┌─ DATA EXTRACTS
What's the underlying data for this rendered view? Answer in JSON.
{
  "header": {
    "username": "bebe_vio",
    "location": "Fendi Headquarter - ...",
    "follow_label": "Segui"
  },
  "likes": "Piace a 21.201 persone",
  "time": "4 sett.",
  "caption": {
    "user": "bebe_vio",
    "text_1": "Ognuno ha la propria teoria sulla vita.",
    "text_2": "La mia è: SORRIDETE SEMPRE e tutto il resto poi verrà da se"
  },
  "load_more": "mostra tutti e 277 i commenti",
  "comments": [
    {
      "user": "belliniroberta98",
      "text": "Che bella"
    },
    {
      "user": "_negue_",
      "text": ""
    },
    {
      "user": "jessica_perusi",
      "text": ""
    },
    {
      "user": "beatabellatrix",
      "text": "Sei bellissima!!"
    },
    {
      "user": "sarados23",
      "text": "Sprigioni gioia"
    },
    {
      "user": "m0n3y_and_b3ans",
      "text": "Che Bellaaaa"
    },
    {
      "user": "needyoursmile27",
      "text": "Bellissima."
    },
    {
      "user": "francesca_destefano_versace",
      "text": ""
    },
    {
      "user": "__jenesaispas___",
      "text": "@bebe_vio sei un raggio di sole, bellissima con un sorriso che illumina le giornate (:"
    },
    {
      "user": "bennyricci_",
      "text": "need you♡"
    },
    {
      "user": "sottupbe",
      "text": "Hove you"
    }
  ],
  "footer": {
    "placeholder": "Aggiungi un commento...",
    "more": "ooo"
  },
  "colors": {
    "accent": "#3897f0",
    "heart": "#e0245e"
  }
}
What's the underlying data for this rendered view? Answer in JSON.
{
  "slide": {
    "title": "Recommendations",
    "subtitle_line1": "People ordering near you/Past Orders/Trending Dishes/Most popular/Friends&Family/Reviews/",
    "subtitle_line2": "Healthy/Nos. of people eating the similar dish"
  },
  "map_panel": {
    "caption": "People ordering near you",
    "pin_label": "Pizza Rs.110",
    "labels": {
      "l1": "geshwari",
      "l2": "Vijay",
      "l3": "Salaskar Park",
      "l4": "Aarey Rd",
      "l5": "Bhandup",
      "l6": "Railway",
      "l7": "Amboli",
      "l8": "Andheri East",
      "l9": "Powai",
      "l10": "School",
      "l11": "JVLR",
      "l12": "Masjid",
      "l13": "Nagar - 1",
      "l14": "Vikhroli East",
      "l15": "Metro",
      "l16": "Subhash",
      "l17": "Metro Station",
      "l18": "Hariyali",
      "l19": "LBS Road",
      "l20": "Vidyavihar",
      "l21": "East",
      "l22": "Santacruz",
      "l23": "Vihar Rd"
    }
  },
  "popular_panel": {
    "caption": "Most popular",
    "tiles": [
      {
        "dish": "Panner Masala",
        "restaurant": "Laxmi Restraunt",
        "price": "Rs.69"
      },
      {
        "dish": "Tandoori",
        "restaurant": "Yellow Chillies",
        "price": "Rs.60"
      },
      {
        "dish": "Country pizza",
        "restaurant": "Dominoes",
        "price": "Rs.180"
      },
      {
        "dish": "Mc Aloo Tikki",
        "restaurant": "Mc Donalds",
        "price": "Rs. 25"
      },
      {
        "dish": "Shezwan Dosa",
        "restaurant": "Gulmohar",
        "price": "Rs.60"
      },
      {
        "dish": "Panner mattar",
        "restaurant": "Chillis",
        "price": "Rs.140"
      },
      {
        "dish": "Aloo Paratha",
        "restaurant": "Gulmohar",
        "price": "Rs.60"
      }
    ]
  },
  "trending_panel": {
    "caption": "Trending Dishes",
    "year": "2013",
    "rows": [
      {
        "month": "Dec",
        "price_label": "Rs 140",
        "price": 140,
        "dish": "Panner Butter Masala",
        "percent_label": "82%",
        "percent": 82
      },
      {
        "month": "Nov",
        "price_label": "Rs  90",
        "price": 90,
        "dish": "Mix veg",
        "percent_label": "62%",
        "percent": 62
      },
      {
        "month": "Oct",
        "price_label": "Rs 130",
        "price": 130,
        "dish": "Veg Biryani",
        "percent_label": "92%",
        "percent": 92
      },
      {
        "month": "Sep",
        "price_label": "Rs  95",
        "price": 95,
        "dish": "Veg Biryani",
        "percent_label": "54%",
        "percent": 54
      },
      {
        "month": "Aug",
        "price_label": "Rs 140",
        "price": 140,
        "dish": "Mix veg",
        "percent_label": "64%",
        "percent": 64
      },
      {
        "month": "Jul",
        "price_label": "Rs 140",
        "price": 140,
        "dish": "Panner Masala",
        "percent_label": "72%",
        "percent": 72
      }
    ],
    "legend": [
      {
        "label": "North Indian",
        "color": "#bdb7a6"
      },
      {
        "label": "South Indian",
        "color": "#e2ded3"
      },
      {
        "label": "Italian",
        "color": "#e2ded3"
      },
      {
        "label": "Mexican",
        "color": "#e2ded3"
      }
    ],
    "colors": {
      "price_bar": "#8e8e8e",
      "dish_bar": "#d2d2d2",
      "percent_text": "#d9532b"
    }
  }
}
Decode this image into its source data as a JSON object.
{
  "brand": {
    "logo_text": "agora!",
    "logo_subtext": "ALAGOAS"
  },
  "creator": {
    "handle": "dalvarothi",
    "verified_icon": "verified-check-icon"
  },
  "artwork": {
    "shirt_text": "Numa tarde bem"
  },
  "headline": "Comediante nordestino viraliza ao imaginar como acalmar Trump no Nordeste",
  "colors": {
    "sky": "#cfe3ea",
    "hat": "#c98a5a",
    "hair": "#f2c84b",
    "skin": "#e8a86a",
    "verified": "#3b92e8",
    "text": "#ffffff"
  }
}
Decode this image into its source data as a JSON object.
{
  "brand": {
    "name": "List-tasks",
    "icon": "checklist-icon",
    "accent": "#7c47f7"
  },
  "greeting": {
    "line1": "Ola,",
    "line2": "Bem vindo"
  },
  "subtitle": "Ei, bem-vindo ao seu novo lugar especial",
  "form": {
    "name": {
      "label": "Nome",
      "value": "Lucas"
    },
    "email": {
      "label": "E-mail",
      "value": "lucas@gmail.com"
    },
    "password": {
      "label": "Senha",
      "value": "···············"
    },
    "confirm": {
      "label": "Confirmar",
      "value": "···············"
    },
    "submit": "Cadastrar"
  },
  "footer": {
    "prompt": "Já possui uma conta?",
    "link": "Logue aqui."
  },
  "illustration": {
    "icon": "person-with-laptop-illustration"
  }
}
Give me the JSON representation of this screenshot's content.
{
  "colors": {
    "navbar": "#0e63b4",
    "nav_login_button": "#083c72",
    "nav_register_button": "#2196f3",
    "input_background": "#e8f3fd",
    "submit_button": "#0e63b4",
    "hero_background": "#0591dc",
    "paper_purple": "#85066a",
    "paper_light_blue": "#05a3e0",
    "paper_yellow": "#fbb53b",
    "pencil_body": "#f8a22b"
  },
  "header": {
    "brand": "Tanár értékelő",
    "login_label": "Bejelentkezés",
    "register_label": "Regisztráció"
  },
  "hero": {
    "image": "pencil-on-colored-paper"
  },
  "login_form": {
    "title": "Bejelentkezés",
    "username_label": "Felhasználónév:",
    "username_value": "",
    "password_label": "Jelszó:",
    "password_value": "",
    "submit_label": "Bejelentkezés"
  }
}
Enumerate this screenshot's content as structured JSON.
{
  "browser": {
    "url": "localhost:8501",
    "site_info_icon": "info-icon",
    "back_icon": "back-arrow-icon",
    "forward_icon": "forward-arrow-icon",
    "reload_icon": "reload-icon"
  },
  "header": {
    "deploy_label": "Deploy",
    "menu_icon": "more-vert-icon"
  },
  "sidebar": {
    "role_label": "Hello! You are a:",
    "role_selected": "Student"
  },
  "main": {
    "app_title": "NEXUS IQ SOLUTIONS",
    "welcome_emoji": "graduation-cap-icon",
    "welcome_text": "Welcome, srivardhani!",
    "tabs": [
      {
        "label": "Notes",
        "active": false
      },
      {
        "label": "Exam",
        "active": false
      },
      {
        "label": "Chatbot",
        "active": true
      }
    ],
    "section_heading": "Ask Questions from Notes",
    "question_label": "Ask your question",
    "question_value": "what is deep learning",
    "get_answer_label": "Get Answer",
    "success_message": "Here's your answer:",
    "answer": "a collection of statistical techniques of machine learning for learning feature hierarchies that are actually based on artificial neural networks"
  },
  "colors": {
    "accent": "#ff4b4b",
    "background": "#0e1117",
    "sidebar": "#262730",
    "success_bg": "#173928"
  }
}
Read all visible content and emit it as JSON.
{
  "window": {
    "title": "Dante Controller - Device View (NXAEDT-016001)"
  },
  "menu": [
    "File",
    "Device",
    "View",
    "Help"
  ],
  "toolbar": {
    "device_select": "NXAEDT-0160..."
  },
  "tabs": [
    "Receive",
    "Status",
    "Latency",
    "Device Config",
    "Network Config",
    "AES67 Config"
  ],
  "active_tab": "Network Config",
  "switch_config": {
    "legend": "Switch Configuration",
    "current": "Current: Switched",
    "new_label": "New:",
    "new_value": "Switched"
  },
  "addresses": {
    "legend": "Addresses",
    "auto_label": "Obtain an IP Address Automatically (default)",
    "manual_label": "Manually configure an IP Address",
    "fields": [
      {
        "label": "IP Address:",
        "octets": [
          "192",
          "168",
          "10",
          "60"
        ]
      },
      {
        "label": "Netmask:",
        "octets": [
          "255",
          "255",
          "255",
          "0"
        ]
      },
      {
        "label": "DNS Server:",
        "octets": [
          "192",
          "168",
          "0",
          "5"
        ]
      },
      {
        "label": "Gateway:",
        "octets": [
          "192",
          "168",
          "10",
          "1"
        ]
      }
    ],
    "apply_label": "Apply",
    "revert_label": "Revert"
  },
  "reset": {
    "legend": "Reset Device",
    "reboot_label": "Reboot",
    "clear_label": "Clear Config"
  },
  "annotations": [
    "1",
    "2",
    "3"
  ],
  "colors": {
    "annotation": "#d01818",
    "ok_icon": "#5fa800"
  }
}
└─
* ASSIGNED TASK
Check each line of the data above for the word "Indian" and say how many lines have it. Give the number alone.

* RESULT OF THE TASK
2